most of it i’m cool with 三千の俳句を？？し柿ふたつ but what on earth is that thing between を and し?? there’s a romanisation given which says ‘etsushi’ for that bit (including the shi) which means the only logical thing it can be is 閲 which fits in context, but why does it look like that? old version? is this just the calligraphy way of writing that?
maybe worth mentioning that this is from a non-japanese thing
I don’t think it’s standard, but it might just be a borrowing of part of the simplification for 閲 in 草書 (cursive script):
The 口 in the middle can be collapsed into a single line. I’m not completely convinced that this is what happened, but I think that’s the most likely explanation. Do you have a source for this?

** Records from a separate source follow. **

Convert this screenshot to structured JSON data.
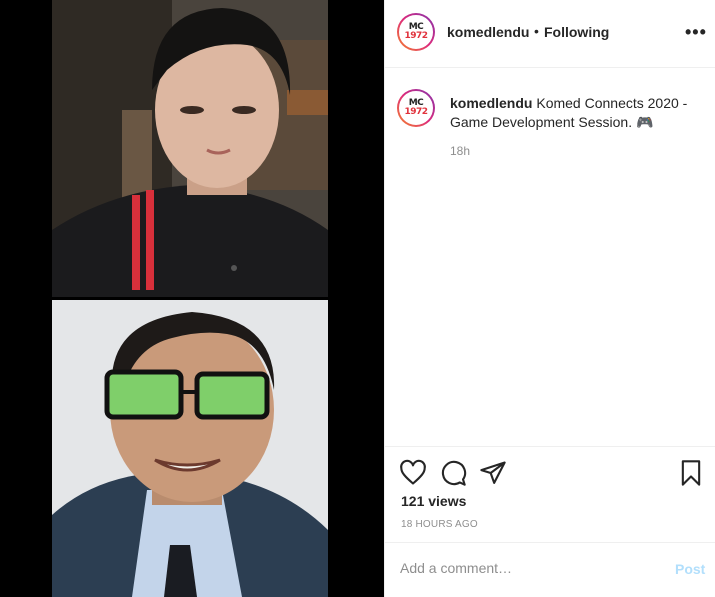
{
  "post": {
    "username": "komedlendu",
    "dot": "•",
    "follow_label": "Following",
    "more_label": "•••",
    "logo_line1": "MC",
    "logo_line2": "1972",
    "caption_text": "Komed Connects 2020 - Game Development Session. 🎮",
    "caption_time": "18h",
    "views": "121 views",
    "posted_ago": "18 HOURS AGO",
    "comment_placeholder": "Add a comment…",
    "post_label": "Post"
  },
  "icons": {
    "like": "heart-icon",
    "comment": "comment-icon",
    "share": "share-icon",
    "save": "bookmark-icon",
    "more": "more-icon"
  },
  "colors": {
    "text": "#262626",
    "muted": "#8e8e8e",
    "post_disabled": "#b2dffc",
    "divider": "#efefef"
  }
}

EDIT: Seems like the haiku itself is fairly famous, so we can sure that 閲 is the right character. I’d just go with non-standard simplification as an explanation, unless you know who wrote this/what the context of this calligraphy piece was.
oh!!! i didn’t know that was a thing you could do in calligraphy (need to look into calligraphy more) but that looks like it!! also definitely saving that website for future use, it looks super helpful!
i was worried it would be some form of cursive i didn’t know so, the calligraphy itself comes from a (not made in or by japan) haiku calendar i have, but i have no idea who did it, or whether it’s a reference to a specific piece of calligraphy from something else that they’ve just copied here, or whatever. there’s no listing of who did it, so i assume it was just outsourced or someone within the company itself? no clue.
looks like cloth, a wall hanging of some kind…guess he’s going around his house finding kanji to “test” me with…but unless it’s wanikani font or font in childrens books i’m not there yet…I should get the font randomizer …